Exercise objective:
From the records, return each line that has the word "position" in it.

======== Dataset records ========

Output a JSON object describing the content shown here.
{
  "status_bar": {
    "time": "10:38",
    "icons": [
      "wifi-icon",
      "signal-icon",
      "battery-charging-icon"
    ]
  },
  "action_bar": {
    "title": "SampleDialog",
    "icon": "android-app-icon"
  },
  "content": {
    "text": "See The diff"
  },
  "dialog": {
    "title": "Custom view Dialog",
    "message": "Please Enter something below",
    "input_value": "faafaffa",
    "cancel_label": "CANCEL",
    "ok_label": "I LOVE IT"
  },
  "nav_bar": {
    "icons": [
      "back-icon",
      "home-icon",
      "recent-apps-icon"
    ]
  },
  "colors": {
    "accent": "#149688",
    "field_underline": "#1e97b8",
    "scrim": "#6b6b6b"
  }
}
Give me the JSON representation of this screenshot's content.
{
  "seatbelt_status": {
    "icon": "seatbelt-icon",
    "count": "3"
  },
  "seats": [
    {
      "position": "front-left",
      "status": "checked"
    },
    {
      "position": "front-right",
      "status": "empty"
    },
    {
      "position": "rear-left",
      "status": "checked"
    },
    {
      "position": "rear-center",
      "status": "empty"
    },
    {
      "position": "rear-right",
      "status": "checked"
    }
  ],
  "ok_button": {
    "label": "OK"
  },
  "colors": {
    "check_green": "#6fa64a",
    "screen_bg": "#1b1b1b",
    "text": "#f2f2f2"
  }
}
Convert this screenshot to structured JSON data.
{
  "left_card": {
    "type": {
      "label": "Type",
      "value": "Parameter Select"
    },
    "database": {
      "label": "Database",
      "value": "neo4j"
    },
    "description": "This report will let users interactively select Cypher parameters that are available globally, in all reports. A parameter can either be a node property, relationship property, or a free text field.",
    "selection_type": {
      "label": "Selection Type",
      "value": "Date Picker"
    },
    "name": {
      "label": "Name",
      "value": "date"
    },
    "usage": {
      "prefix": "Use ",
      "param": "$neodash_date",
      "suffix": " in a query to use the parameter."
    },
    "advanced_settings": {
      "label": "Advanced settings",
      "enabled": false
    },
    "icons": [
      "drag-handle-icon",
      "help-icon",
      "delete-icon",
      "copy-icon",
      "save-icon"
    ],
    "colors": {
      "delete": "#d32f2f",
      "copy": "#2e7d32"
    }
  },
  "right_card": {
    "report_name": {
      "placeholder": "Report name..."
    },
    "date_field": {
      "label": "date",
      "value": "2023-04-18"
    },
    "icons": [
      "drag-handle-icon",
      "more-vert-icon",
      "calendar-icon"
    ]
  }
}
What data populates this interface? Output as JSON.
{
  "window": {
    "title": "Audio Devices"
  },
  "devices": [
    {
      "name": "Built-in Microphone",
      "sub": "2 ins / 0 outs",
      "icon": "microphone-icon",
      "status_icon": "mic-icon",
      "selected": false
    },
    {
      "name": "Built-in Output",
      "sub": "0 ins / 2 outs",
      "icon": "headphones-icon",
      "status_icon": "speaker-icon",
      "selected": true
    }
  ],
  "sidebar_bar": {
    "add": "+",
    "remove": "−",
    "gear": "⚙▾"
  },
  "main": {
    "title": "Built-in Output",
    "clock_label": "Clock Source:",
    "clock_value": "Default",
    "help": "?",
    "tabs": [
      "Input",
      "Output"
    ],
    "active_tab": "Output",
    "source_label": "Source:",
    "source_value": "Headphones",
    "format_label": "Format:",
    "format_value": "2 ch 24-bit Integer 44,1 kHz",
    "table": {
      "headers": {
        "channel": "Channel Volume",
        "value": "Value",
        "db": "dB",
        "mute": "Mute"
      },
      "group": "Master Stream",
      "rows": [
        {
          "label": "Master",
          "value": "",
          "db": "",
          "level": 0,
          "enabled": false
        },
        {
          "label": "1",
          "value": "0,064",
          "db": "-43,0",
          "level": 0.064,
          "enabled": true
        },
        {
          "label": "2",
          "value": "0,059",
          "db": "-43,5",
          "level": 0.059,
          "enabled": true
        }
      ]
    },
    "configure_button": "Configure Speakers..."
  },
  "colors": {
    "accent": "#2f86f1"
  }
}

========
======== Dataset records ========

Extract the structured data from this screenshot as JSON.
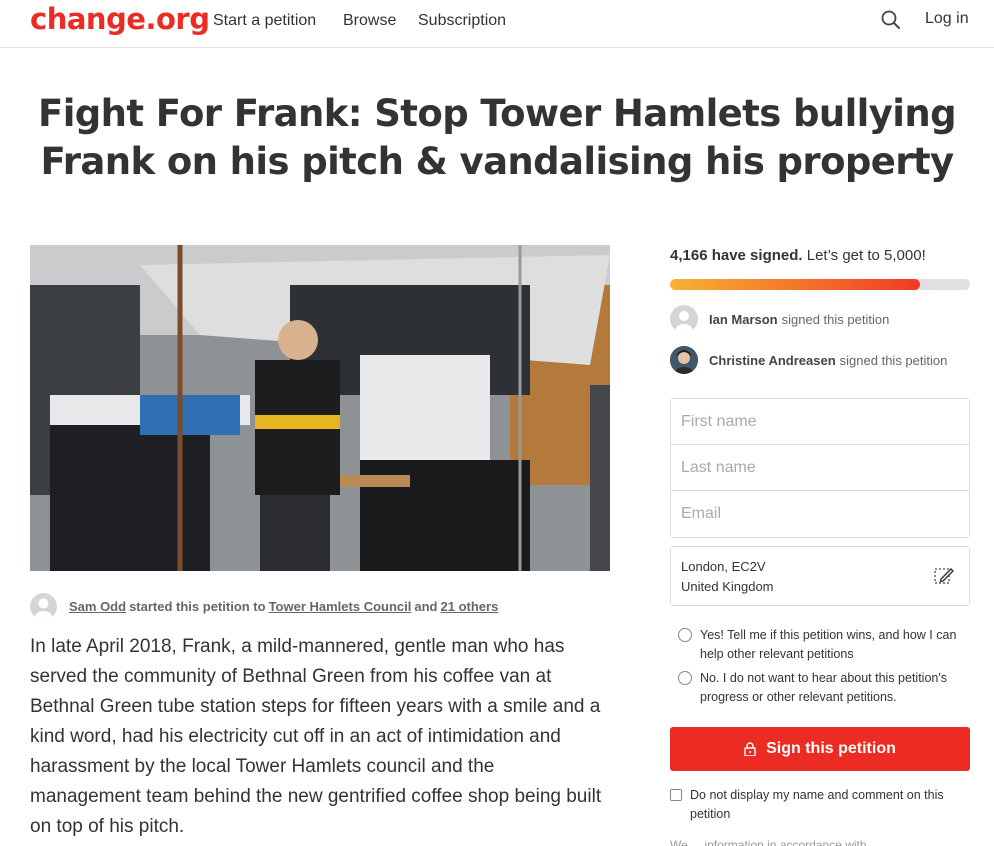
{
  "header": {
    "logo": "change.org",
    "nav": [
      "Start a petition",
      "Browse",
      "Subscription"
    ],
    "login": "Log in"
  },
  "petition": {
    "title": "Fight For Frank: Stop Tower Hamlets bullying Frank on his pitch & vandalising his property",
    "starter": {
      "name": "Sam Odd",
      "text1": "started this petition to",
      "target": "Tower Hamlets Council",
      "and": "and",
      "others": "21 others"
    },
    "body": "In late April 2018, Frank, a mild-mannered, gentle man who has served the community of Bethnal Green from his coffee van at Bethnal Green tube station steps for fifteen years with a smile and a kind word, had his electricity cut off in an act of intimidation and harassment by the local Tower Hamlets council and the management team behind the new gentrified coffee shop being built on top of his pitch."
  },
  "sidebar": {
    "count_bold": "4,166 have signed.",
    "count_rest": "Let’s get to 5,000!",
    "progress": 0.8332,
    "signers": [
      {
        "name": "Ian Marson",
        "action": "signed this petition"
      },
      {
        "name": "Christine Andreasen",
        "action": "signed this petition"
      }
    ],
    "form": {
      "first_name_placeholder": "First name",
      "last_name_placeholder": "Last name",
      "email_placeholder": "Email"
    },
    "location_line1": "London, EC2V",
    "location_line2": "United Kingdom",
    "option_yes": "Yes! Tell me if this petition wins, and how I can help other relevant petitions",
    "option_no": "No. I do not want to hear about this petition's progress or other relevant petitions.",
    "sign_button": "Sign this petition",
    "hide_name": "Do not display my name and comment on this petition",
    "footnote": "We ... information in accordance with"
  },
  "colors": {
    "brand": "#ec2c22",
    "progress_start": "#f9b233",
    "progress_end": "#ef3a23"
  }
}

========
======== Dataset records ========

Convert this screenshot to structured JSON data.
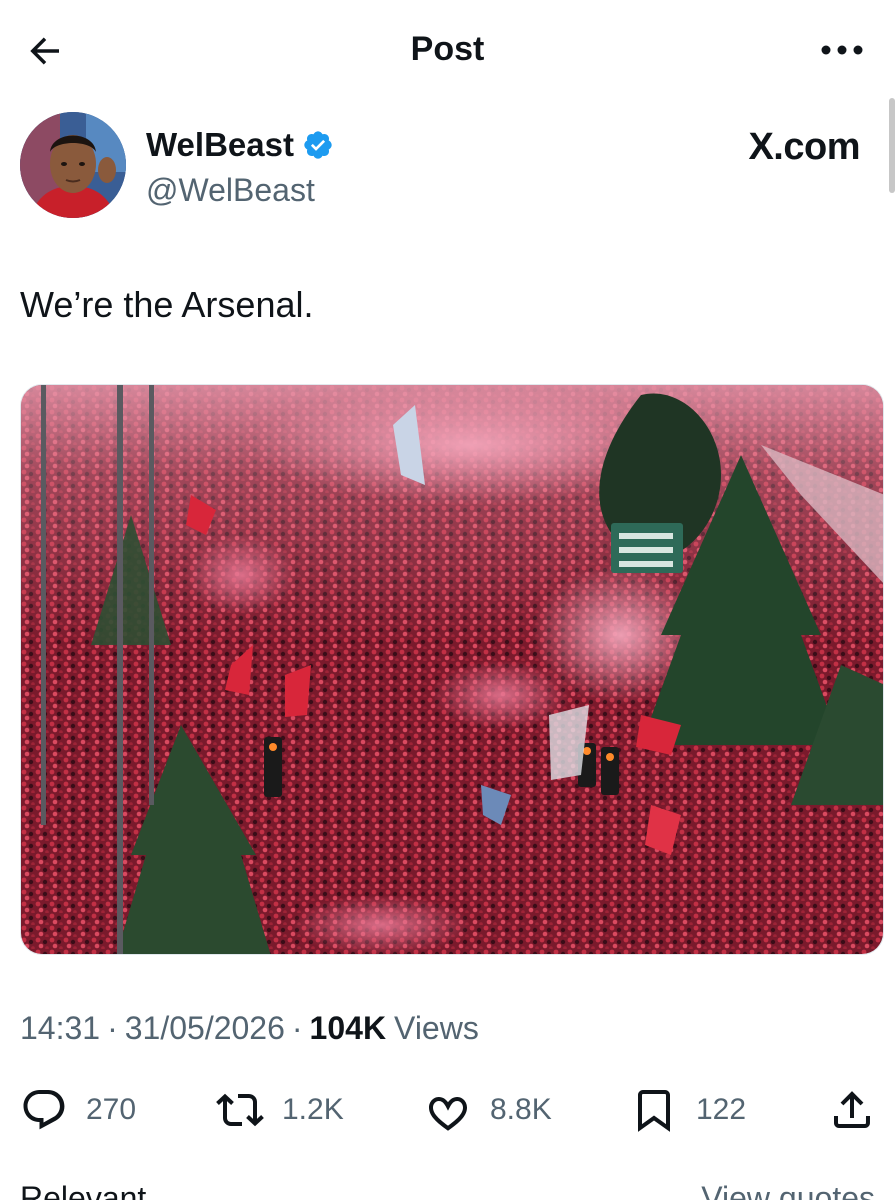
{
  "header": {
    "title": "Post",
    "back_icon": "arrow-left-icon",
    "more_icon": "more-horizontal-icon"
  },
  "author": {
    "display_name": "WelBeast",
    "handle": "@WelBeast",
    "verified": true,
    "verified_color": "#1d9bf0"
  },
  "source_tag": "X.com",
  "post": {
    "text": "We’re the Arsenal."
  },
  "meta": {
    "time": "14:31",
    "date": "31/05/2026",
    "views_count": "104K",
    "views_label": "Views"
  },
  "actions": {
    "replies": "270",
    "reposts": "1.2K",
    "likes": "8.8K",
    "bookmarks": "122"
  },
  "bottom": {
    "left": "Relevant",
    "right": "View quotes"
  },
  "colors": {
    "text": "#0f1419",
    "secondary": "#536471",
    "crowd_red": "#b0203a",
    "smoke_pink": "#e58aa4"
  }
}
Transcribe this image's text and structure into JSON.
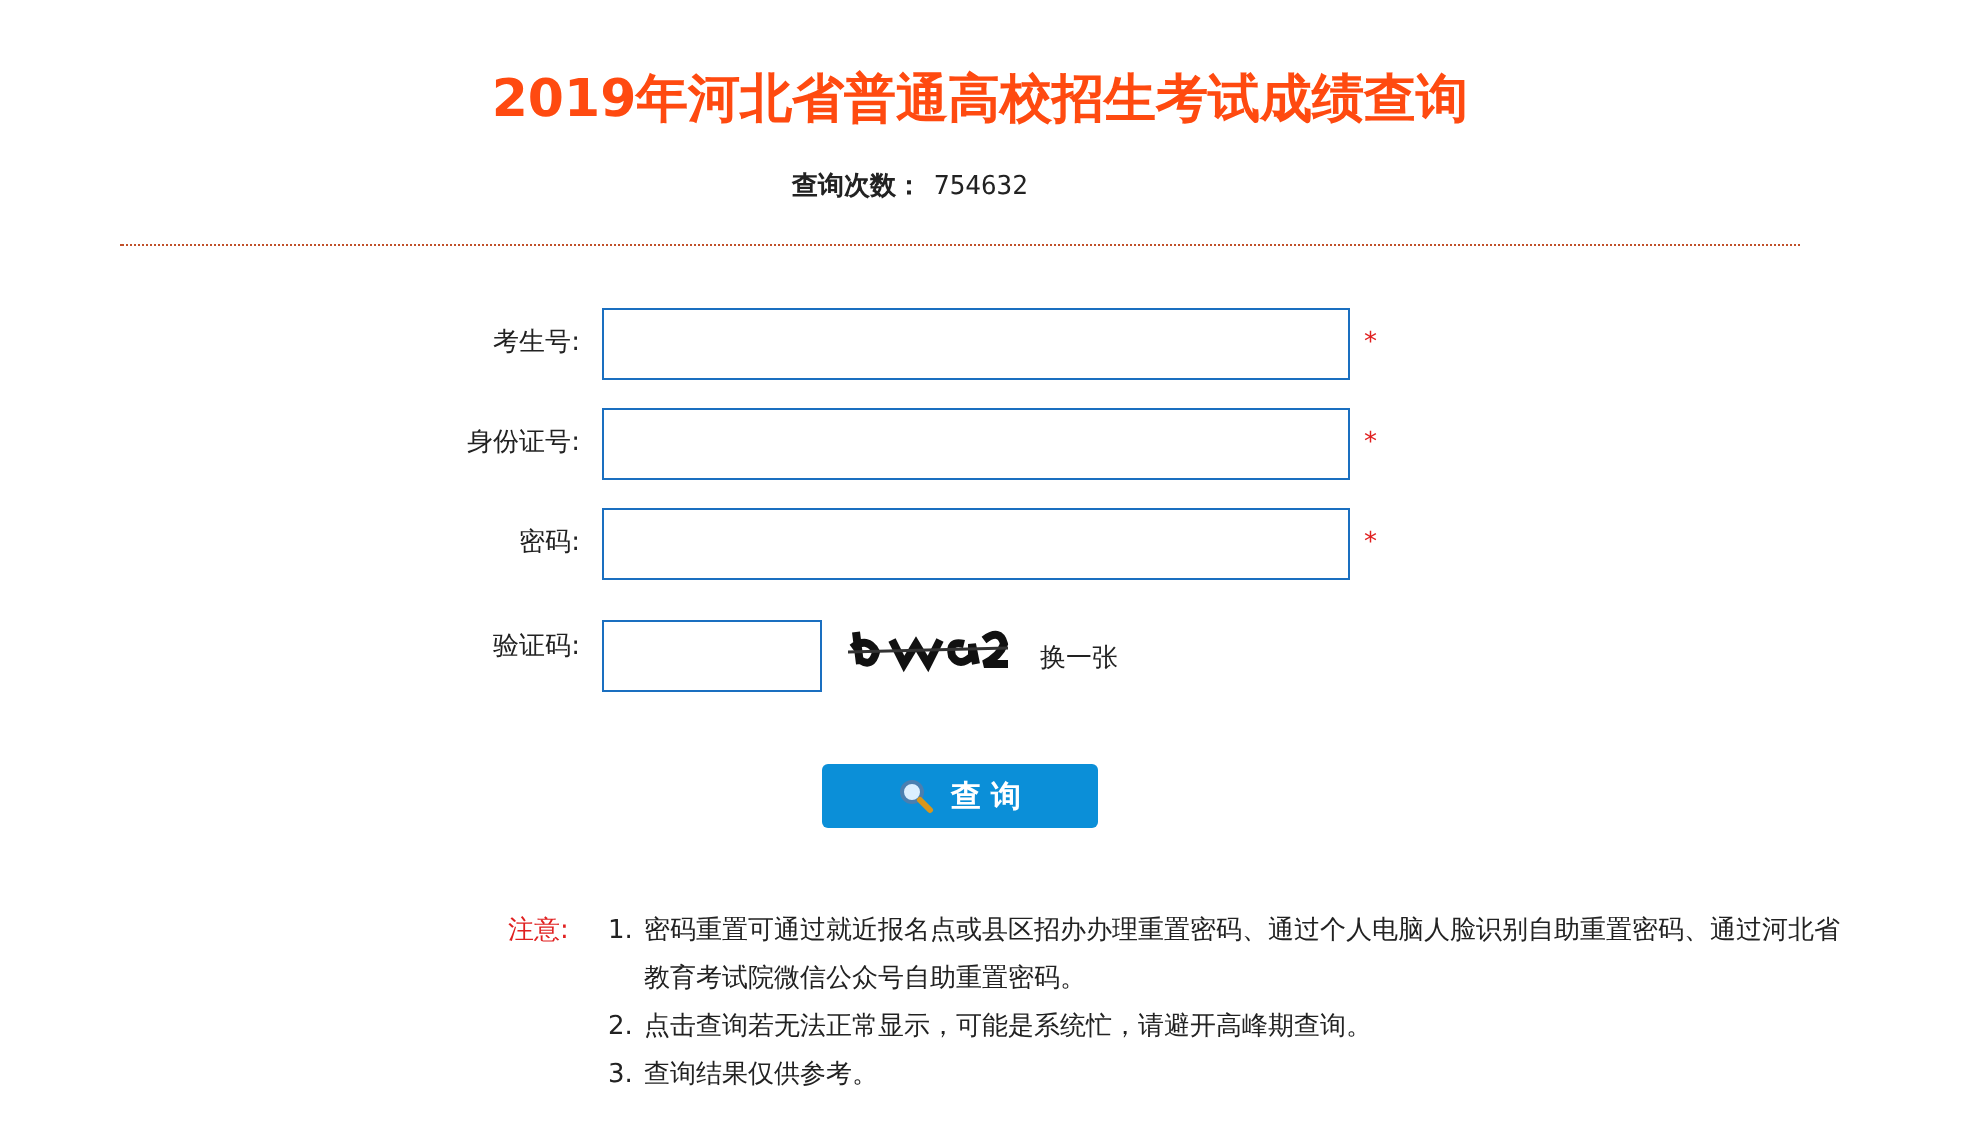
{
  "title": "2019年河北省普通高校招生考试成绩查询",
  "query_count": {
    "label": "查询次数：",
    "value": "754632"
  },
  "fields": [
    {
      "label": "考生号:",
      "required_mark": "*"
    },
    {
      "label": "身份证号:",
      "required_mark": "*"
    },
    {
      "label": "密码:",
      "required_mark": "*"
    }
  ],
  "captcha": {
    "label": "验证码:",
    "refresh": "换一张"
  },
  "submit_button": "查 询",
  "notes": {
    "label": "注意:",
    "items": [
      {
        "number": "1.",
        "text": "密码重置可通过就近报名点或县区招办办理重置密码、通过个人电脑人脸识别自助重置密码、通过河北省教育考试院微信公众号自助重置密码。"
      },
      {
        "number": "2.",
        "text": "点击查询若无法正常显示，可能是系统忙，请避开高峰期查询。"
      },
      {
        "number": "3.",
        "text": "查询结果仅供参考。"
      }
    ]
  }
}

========

Task response:
      "position": "front-left",
      "position": "front-right",
      "position": "rear-left",
      "position": "rear-center",
      "position": "rear-right",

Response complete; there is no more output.